  1. I have never understood the love affair some Christians have with Rand. She had a FEW insights into humanity, but she was a militantly selfish atheist whose solution to our fallen nature was to exalt the supremacy of the self of those “worthy” of being exalted (in her opinion) over and against any claims those less “gifted” might make on them as fellow members of the human race. That’s no different than those in the far left wing who believe their Right to rule over their lessers is equally self evident and that there is no God who can insist on their need to care about those outside THEIR circle of Valuable Persons. I’m not opposed to generally free markets, but there’s no way to read Jesus’ commands to be compassionate and loving to everyone, in your clique or out (ex, His Good Samaritan parable given in reply to a clever “WHO is my neighbor?” question, meant to keep the need to love others down to a minimum) and come away thinking it’s acceptable to “pass by on the other side of the road” when economic/business policies are beating people and leaving them to die. Unless Mammon is your god, there’s no reason to insist on Business as “The” greatest good. Commerce is only a tool, open to use for good AND ill. Apart from the reforming power of Christ, we humans WILL use it selfishly, and for ill. We literally can’t help ourselves. Christians should know this. We must fight to do good. 🙁

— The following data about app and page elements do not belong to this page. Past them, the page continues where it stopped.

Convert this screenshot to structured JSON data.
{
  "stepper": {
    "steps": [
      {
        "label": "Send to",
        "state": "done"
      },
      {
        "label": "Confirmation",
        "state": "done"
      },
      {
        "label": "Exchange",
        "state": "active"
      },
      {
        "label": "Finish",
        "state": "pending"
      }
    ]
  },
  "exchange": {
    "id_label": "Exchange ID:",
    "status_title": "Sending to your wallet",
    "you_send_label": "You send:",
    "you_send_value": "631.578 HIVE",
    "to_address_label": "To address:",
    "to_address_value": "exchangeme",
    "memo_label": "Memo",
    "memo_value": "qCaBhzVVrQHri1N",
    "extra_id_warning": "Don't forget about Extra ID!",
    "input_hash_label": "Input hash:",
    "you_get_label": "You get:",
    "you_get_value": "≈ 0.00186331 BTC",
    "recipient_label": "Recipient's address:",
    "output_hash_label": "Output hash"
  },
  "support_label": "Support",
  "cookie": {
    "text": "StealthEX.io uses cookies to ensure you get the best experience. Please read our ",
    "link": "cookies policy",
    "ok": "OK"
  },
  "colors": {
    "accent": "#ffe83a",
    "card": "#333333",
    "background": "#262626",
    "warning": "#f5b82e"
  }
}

  2. I’m not sure what is meant by the attribution to Pope Francis–perhaps it refers to his role in presiding over the Way–but the reflections were written by Archbishop Giancarlo Maria Bregantini. Last year’s reflections, which were written by young people from Lebanon under the guidance of Cardinal Rai, struck a similar note, although there was more mention of the effects of international strife.